From fruit-topped tarts to chocolate-swirled cakes, there are plenty of delicious vegetarian Thanksgiving desserts to make. While pumpkin pie is a safe bet, why not try something new this year? If you can’t decide on one particular pie, a handy split pie pan lets you bake two different kinds.
Apple Galette with Vanilla Yogurt Drizzle: Showcase gorgeous fall apples—or any seasonal fruit—with this lighter take on traditional apple pie. This tart may look rustic, but its flavors are complex and sophisticated. The glaze’s pure vanilla flavor comes from vanilla bean paste, which packs a richer flavor than vanilla extract.
Carrot-Apple Spice Cake: This dazzling dessert boasts a timesaving secret—boxed cake mix. We jazz up the store bought mix by adding buttermilk, grated apples and carrots, and a splash of bourbon to the batter, then top everything off with a browned butter and cream cheese glaze.
Roasted Grape and Pear Kuchen: We showcase roasted grapes, which pack a tart, caramelized flavor and jam-like texture, alongside sliced pears in this lightly sweet traditional German yeast cake. A slice would pair well with coffee or dessert wine such as ice wine.
Chocolate-Swirled Pumpkin Bundt: Our autumn-inspired version of this classic ring-shaped cake kicks fresh pumpkin’s earthy sweetness up a notch by adding rich bittersweet chocolate into the batter. Serve slices to guests with a scoop of vanilla ice cream.

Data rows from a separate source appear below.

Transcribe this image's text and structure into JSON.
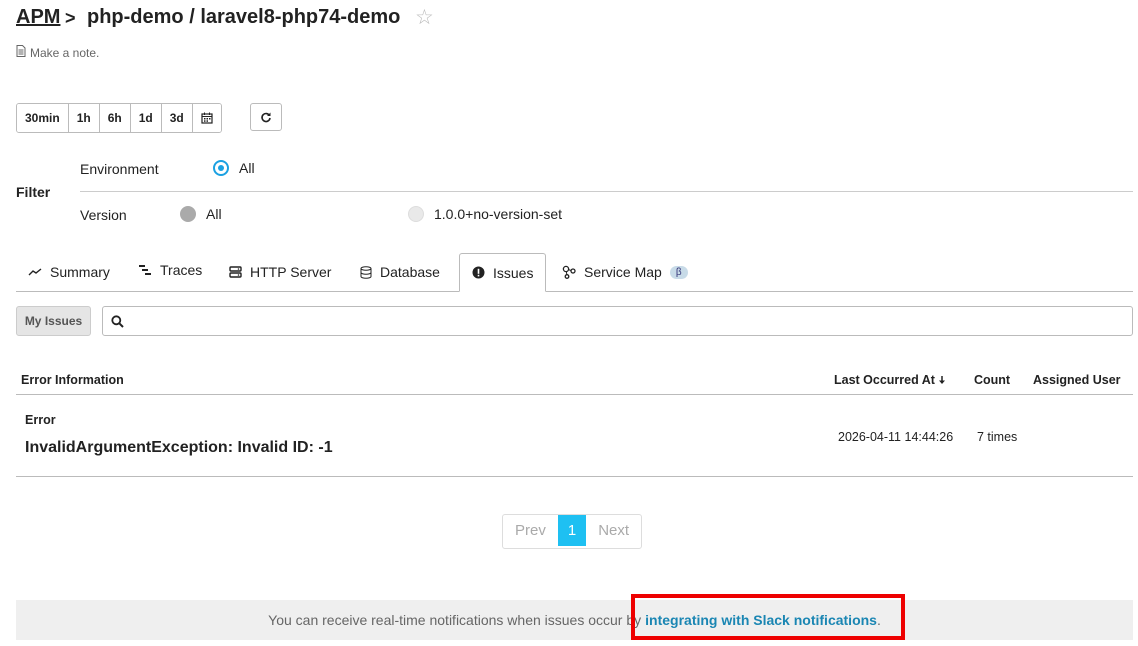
{
  "header": {
    "root_link": "APM",
    "separator": ">",
    "title": "php-demo / laravel8-php74-demo",
    "note_placeholder": "Make a note."
  },
  "time_range": {
    "buttons": [
      "30min",
      "1h",
      "6h",
      "1d",
      "3d"
    ]
  },
  "filter": {
    "label": "Filter",
    "environment_label": "Environment",
    "environment_options": [
      {
        "label": "All",
        "selected": true
      }
    ],
    "version_label": "Version",
    "version_options": [
      {
        "label": "All",
        "selected": false
      },
      {
        "label": "1.0.0+no-version-set",
        "selected": false
      }
    ]
  },
  "tabs": [
    {
      "label": "Summary",
      "icon": "trend-icon"
    },
    {
      "label": "Traces",
      "icon": "traces-icon"
    },
    {
      "label": "HTTP Server",
      "icon": "server-icon"
    },
    {
      "label": "Database",
      "icon": "database-icon"
    },
    {
      "label": "Issues",
      "icon": "alert-icon",
      "active": true
    },
    {
      "label": "Service Map",
      "icon": "service-map-icon",
      "badge": "β"
    }
  ],
  "issues": {
    "my_issues_label": "My Issues",
    "search_placeholder": "",
    "columns": {
      "error_information": "Error Information",
      "last_occurred": "Last Occurred At",
      "count": "Count",
      "assigned_user": "Assigned User"
    },
    "rows": [
      {
        "type": "Error",
        "message": "InvalidArgumentException: Invalid ID: -1",
        "last_occurred": "2026-04-11 14:44:26",
        "count": "7 times",
        "assigned_user": ""
      }
    ]
  },
  "pagination": {
    "prev": "Prev",
    "current": "1",
    "next": "Next"
  },
  "notice": {
    "text": "You can receive real-time notifications when issues occur by",
    "link": "integrating with Slack notifications",
    "suffix": "."
  },
  "colors": {
    "accent": "#1ba1e2",
    "pager_active": "#1ec0f2",
    "link": "#1a86b3",
    "highlight": "#e00000"
  }
}
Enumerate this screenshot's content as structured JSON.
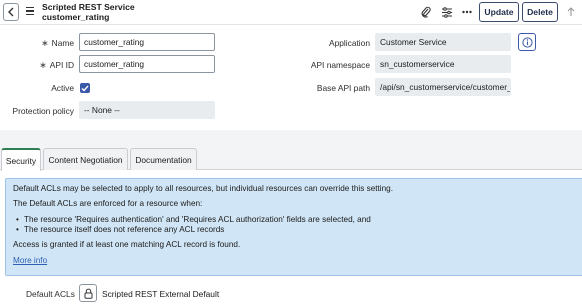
{
  "header": {
    "title_line1": "Scripted REST Service",
    "title_line2": "customer_rating",
    "update_label": "Update",
    "delete_label": "Delete",
    "icons": [
      "back-icon",
      "menu-icon",
      "paperclip-icon",
      "settings-sliders-icon",
      "more-icon",
      "up-arrow-icon"
    ]
  },
  "form": {
    "name_label": "Name",
    "name_value": "customer_rating",
    "api_id_label": "API ID",
    "api_id_value": "customer_rating",
    "active_label": "Active",
    "active_checked": true,
    "protection_label": "Protection policy",
    "protection_value": "-- None --",
    "application_label": "Application",
    "application_value": "Customer Service",
    "namespace_label": "API namespace",
    "namespace_value": "sn_customerservice",
    "base_path_label": "Base API path",
    "base_path_value": "/api/sn_customerservice/customer_r",
    "required_marker": "∗"
  },
  "tabs": [
    {
      "label": "Security",
      "active": true
    },
    {
      "label": "Content Negotiation",
      "active": false
    },
    {
      "label": "Documentation",
      "active": false
    }
  ],
  "security": {
    "intro": "Default ACLs may be selected to apply to all resources, but individual resources can override this setting.",
    "enforced_heading": "The Default ACLs are enforced for a resource when:",
    "bullet_1": "The resource 'Requires authentication' and 'Requires ACL authorization' fields are selected, and",
    "bullet_2": "The resource itself does not reference any ACL records",
    "access_note": "Access is granted if at least one matching ACL record is found.",
    "more_info": "More info",
    "default_acls_label": "Default ACLs",
    "default_acls_value": "Scripted REST External Default"
  },
  "colors": {
    "accent_blue": "#3c58a8",
    "active_tab_green": "#2f7e56",
    "info_bg": "#d0e5f5"
  }
}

Hibiscus Poached Pears: If making pies, cake, and tarts aren’t your thing, try poaching fruit. Simmering fruit in aromatic liquid elevates its flavors. The spiced pears in this recipe get their ruby glow from antioxidant-rich hibiscus tea that also lends a fragrant, cranberry flavor.